# Work to complete:
Which lines have the string "desktop"? Copy all of them from the entries below.

------------------------------------------------

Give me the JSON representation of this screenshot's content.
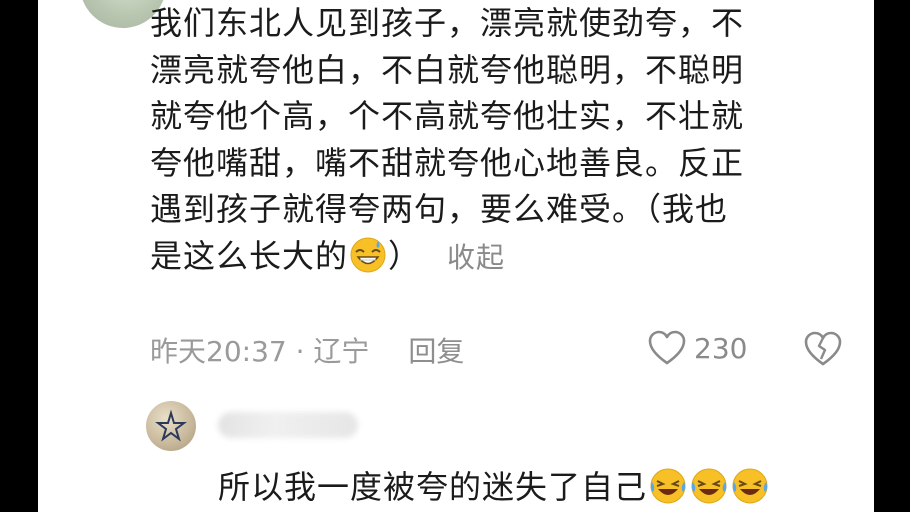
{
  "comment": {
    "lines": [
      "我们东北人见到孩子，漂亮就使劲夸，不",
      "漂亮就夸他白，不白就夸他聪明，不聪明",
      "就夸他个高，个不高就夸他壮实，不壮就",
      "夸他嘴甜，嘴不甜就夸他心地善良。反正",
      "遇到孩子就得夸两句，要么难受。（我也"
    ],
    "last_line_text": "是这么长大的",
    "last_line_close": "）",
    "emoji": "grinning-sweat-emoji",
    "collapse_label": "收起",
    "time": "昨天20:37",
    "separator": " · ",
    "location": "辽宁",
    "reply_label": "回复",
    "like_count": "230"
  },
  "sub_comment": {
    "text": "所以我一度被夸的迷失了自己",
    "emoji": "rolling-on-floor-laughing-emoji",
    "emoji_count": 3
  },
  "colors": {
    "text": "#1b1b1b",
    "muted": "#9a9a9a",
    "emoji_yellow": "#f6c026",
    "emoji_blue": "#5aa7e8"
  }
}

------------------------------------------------

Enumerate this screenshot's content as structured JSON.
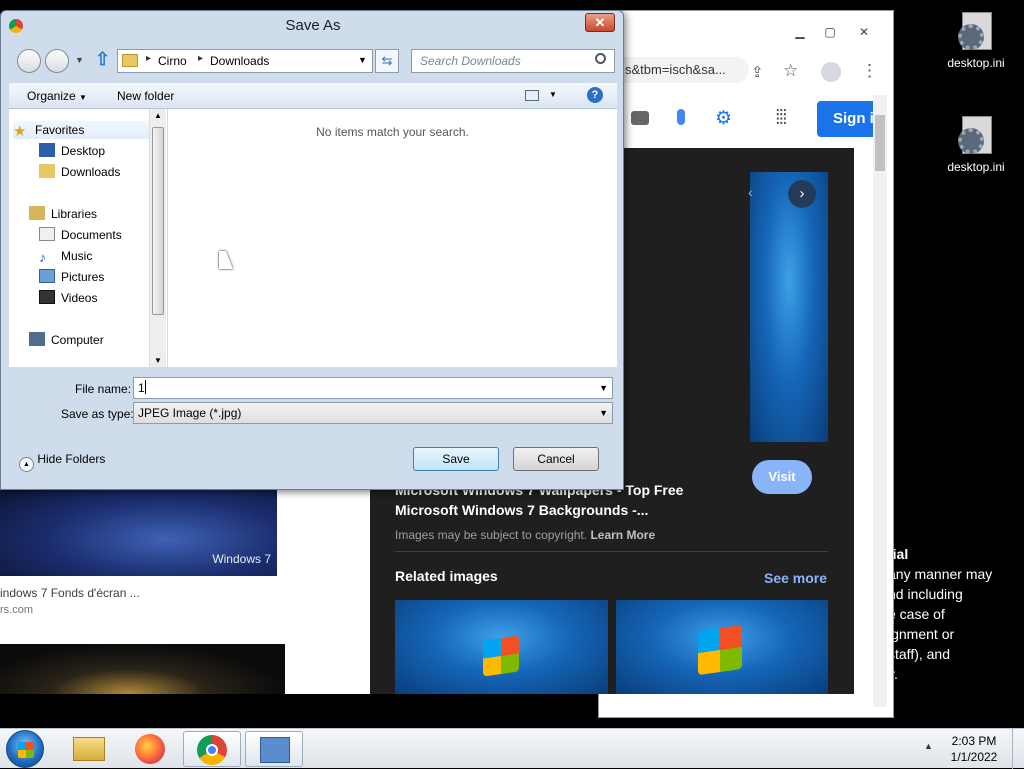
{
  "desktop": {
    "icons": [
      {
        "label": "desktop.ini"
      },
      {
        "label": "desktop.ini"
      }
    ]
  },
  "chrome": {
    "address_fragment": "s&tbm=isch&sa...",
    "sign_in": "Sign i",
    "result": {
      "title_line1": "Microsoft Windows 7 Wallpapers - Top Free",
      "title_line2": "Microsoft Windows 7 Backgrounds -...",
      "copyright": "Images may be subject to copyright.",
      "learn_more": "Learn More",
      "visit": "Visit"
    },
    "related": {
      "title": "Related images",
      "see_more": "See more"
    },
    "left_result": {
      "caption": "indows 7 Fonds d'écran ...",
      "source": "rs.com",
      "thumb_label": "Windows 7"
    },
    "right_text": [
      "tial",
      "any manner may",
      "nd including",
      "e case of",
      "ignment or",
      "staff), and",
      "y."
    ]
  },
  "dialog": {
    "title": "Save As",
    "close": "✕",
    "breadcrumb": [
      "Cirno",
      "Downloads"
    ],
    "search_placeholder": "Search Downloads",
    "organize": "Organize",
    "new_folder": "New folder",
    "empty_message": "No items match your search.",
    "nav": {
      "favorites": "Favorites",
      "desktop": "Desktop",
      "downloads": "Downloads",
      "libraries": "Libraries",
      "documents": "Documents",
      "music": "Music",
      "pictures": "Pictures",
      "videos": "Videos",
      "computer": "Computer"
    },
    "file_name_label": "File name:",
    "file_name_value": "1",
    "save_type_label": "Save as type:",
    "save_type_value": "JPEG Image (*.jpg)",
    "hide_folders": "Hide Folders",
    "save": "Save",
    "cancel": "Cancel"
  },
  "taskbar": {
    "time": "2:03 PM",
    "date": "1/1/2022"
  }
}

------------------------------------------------

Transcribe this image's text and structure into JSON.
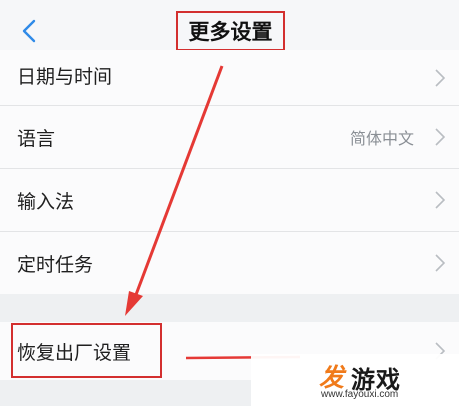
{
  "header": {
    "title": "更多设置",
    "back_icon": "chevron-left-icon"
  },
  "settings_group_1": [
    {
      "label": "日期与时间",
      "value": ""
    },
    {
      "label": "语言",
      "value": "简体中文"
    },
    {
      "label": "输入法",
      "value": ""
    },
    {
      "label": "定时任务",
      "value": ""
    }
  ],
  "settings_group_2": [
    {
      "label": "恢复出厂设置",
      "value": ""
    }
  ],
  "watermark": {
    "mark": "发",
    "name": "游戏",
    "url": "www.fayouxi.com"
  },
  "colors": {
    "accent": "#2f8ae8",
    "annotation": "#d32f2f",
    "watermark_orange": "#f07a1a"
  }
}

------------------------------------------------

# Completed task:
  "desktop": {
        "label": "desktop.ini"
        "label": "desktop.ini"
      "desktop": "Desktop",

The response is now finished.